It may have come two years too late but Athletics Ireland is finally set to fill the high performance director's vacancy that has lain vacant ever since the Beijing Games.
Kevin Ankrom, an American who has been working as New Zealand's high performance manager since 2007, is the man who will take on the onerous job less than two years away from London 2012. Athletics Ireland (AAI) will confirm his appointment in the coming days.
The Irish Independent understands that three people -- including one Irish and one British-based coach -- were interviewed for the position by a five-person board, which included two representatives from Athletics Ireland and one from the Sports Council.
Ankrom took over as New Zealand Athletic's high performance director in April 2007, coinciding with the Kiwis' most successful Olympics since Tokyo, as Valerie Villi (shot) and Nick Willis (1,500m) took gold and silver medals in Beijing.
A high jumper with a 2.25m PB, who graduated from North Carolina State, he was formerly a track and cross-country coach at US colleges (Valparaiso and North Carolina Wilmington).
Before going to New Zealand, he headed up the high performance unit at the Hong Kong Sports Institute, where he was also the national track and field head coach. He has also worked in Bahrain.

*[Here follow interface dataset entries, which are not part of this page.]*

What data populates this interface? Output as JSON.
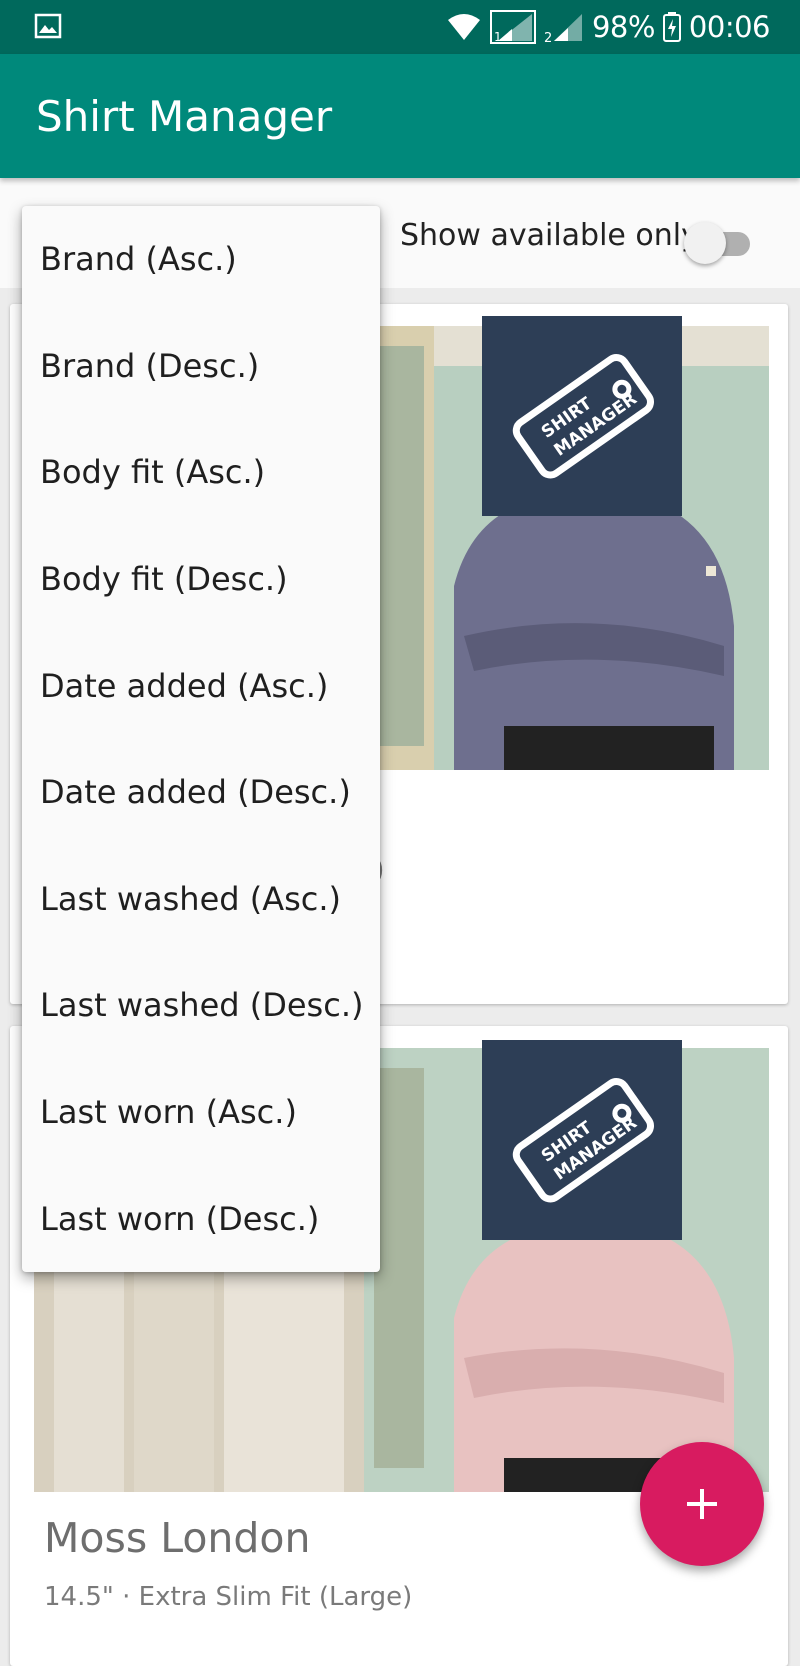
{
  "status_bar": {
    "battery": "98%",
    "time": "00:06",
    "icons": [
      "image-notification-icon",
      "wifi-icon",
      "signal-sim1-icon",
      "signal-sim2-icon",
      "battery-charging-icon"
    ]
  },
  "app_bar": {
    "title": "Shirt Manager"
  },
  "filters": {
    "available_only_label": "Show available only",
    "available_only_on": false
  },
  "sort_menu": {
    "items": [
      "Brand (Asc.)",
      "Brand (Desc.)",
      "Body fit (Asc.)",
      "Body fit (Desc.)",
      "Date added (Asc.)",
      "Date added (Desc.)",
      "Last washed (Asc.)",
      "Last washed (Desc.)",
      "Last worn (Asc.)",
      "Last worn (Desc.)"
    ]
  },
  "cards": [
    {
      "paren_fragment": ")"
    },
    {
      "brand": "Moss London",
      "subtitle": "14.5\" · Extra Slim Fit (Large)"
    }
  ],
  "logo": {
    "text_line1": "SHIRT",
    "text_line2": "MANAGER"
  },
  "colors": {
    "primary": "#00897b",
    "primary_dark": "#00695c",
    "accent": "#d81b60",
    "logo_bg": "#2d3e56"
  },
  "fab": {
    "label": "+"
  }
}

Irish athletics' previous incumbent Max Jones finished his term during the Beijing Olympics, but was not replaced, even though a full recruitment and interview process was completed in the autumn of 2008.
This was largely because the Sports Council -- who pay the salary and had two representatives on that interview board -- would not then endorse the AAI's final choice of candidate, believed to have been leading international athletics agent Paul Doyle.
Unlike Jones, Ankrom is moving to live in Ireland full-time; his initial contract will take him up to 2014.
The failure to fill this vacancy since the 2008 Olympics had been widely criticised as it is one of the most important roles in any sport.
The head of high performance oversees and guides the preparations of all of the nation's elite and top junior athletes.